Top Three Ways to Protect Your Retirement Assets in Divorce

Share ThisShare on FacebookShare on Google+Share on LinkedInTweet about this on TwitterEmail this to someone

During a divorce, retirement funds such as 401(k) accounts, IRAs and pensions are divisible between both parties. Divorce Planning of Austin assists clients to help them get the most from the retirement savings earned during the marriage.

1.     Each retirement account has a different requirement for legal division.  By engaging each plan’s administrator, we help our clients analyze their options for division and payout based on their retirement plans and financial goals.

While the division of marital property generally is governed by state domestic relations law, any assignments of retirement interests must also comply with Federal law, namely the Employee Retirement Income Security Act of 1974 (ERISA) and the Internal Revenue Code of 1986 (the Code).

Your retirement plan may require that your attorney draft a Qualified Domestic Relations Order (QDRO or “Quadro”) to divide the assets.  If so, a QDRO needs to be completed before the final decree is signed.  The QDRO outlines every detail of the split so the account administrator can complete the transaction accurately.

QDRO legal drafting may be specific to the plan.  You should consult an attorney or QDRO specialist before proceeding with the division of retirement benefits since the your plan’s required QDRO wording may be different from standard.

Other retirement plans such as traditional IRAs or Roth IRAs may only require a signature guarantee from the owner of the account and a copy of the divorce decree in order to divide the account.  Please consult your attorney or the plan administrator to determine what is required for division to take place.

Be aware that employees with 401ks may be able to borrow from them.  The loan may not be so obvious from the 401k statement, complicating the division of these accounts.  Divorce Planning of Austin can help you to analyze your alternatives.

2.     Each retirement account has different tax consequences for withdrawal and early withdrawal penalties.  Most retirement accounts have penalties for withdrawal before age 59.5. Employer sponsored plan’s like 401ks for example can be withdrawn by the alternate payee pursuant to divorce without early withdrawal penalties (10%) but ordinary income taxes will still need to be paid. For a spouse with little or no income in the first years of divorce, this can be a source of liquidity to support his or her lifestyle.  However, the tradeoff is less money for retirement.

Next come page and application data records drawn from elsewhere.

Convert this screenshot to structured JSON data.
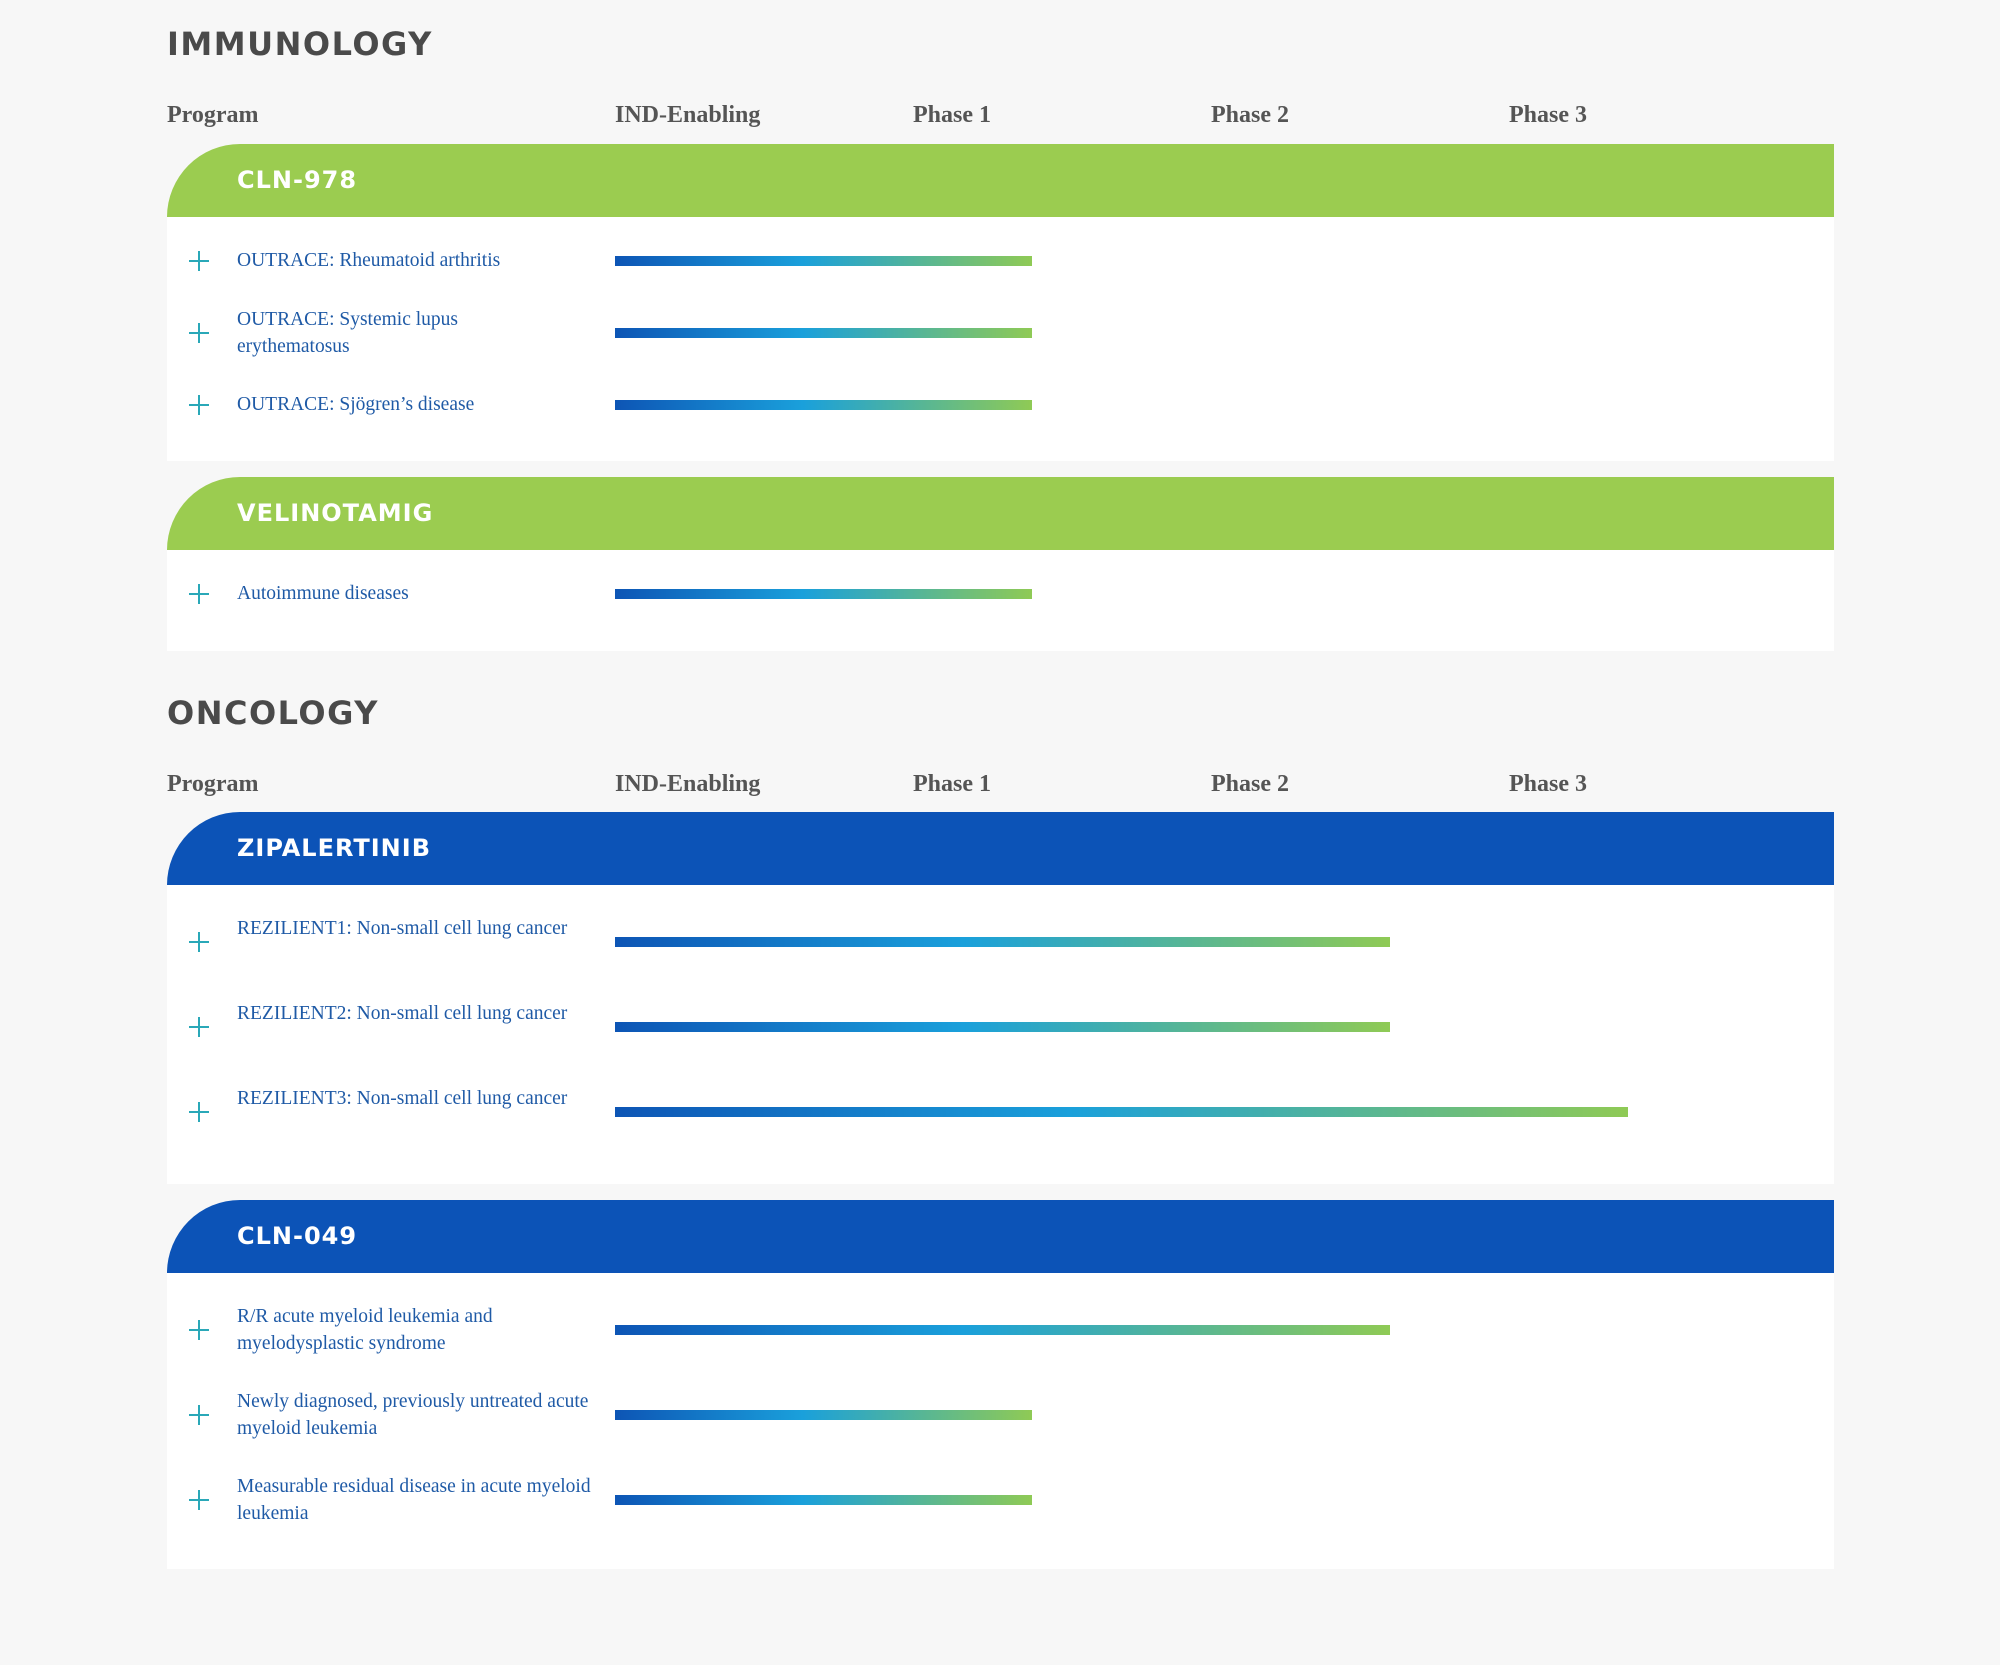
{
  "columns": [
    "Program",
    "IND-Enabling",
    "Phase 1",
    "Phase 2",
    "Phase 3"
  ],
  "stage_scale": {
    "IND-Enabling": 0,
    "Phase 1": 1,
    "Phase 2": 2,
    "Phase 3": 3
  },
  "colors": {
    "immunology_band": "#9bcc50",
    "oncology_band": "#0c53b7",
    "indication_text": "#1f5aa6",
    "plus_icon": "#2aa8b8",
    "bar_gradient": [
      "#0d55b5",
      "#1aa0db",
      "#8fca55"
    ]
  },
  "sections": [
    {
      "title": "IMMUNOLOGY",
      "programs": [
        {
          "name": "CLN-978",
          "indications": [
            {
              "label": "OUTRACE: Rheumatoid arthritis",
              "stage": "Phase 1",
              "progress": 1.4
            },
            {
              "label": "OUTRACE: Systemic lupus erythematosus",
              "stage": "Phase 1",
              "progress": 1.4
            },
            {
              "label": "OUTRACE: Sjögren’s disease",
              "stage": "Phase 1",
              "progress": 1.4
            }
          ]
        },
        {
          "name": "VELINOTAMIG",
          "indications": [
            {
              "label": "Autoimmune diseases",
              "stage": "Phase 1",
              "progress": 1.4
            }
          ]
        }
      ]
    },
    {
      "title": "ONCOLOGY",
      "programs": [
        {
          "name": "ZIPALERTINIB",
          "indications": [
            {
              "label": "REZILIENT1: Non-small cell lung cancer",
              "stage": "Phase 2",
              "progress": 2.6
            },
            {
              "label": "REZILIENT2: Non-small cell lung cancer",
              "stage": "Phase 2",
              "progress": 2.6
            },
            {
              "label": "REZILIENT3: Non-small cell lung cancer",
              "stage": "Phase 3",
              "progress": 3.4
            }
          ]
        },
        {
          "name": "CLN-049",
          "indications": [
            {
              "label": "R/R acute myeloid leukemia and myelodysplastic syndrome",
              "stage": "Phase 2",
              "progress": 2.6
            },
            {
              "label": "Newly diagnosed, previously untreated acute myeloid leukemia",
              "stage": "Phase 1",
              "progress": 1.4
            },
            {
              "label": "Measurable residual disease in acute myeloid leukemia",
              "stage": "Phase 1",
              "progress": 1.4
            }
          ]
        }
      ]
    }
  ]
}
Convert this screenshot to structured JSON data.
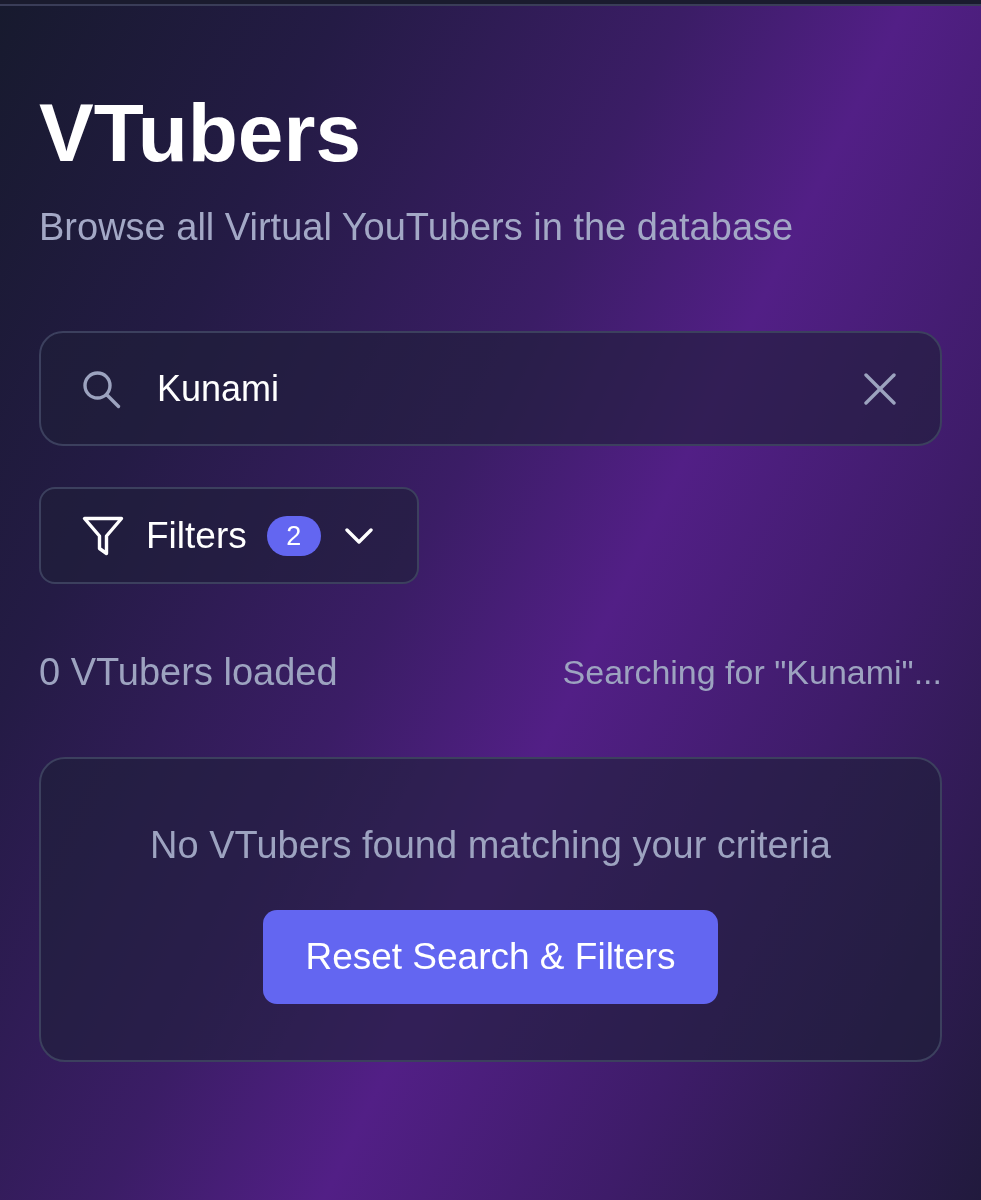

3.     Retirement assets are only one part of a family’s total financial picture.  Divorce Planning of Austin ranks our clients assets in terms of liquidity and tax consequences to help match the division to the clients’ financial goals and priorities.  For example, the proceeds from the sale of a home (after the realtor is paid) generally is not taxed unless there is a very large gain on the sale.  And these proceeds are available to divorcing clients before age 59.5.  Thus home sale proceed nearly always rank high on the list of desirable assets for most of our clients.  Traditional IRAs, on the other hand, rank low because they cannot be withdrawn until age 59.5 and have an ordinary tax associated with withdrawal (and possible penalties if withdrawn after asset division). Brokerage and investment accounts generally rank in-between home sale proceeds and traditional IRAs because they are available for withdrawal and only taxed on the gains in the account.

Divorce Planning of Austin can help you analyze your financial needs as you transition away from married life.  We help you to project your cash flow for the years after your divorce, analyze your strategy for retirement saving and more. Talk to us. We can help.

Divorce Planning of Austin does not provide legal or tax advice. Please consult the appropriate professional regarding your specific circumstances.

Divorce Planning of Austin will work with your attorney and tax professional  to help you make better financial decisions during your divorce.

Share ThisShare on FacebookShare on Google+Share on LinkedInTweet about this on TwitterEmail this to someone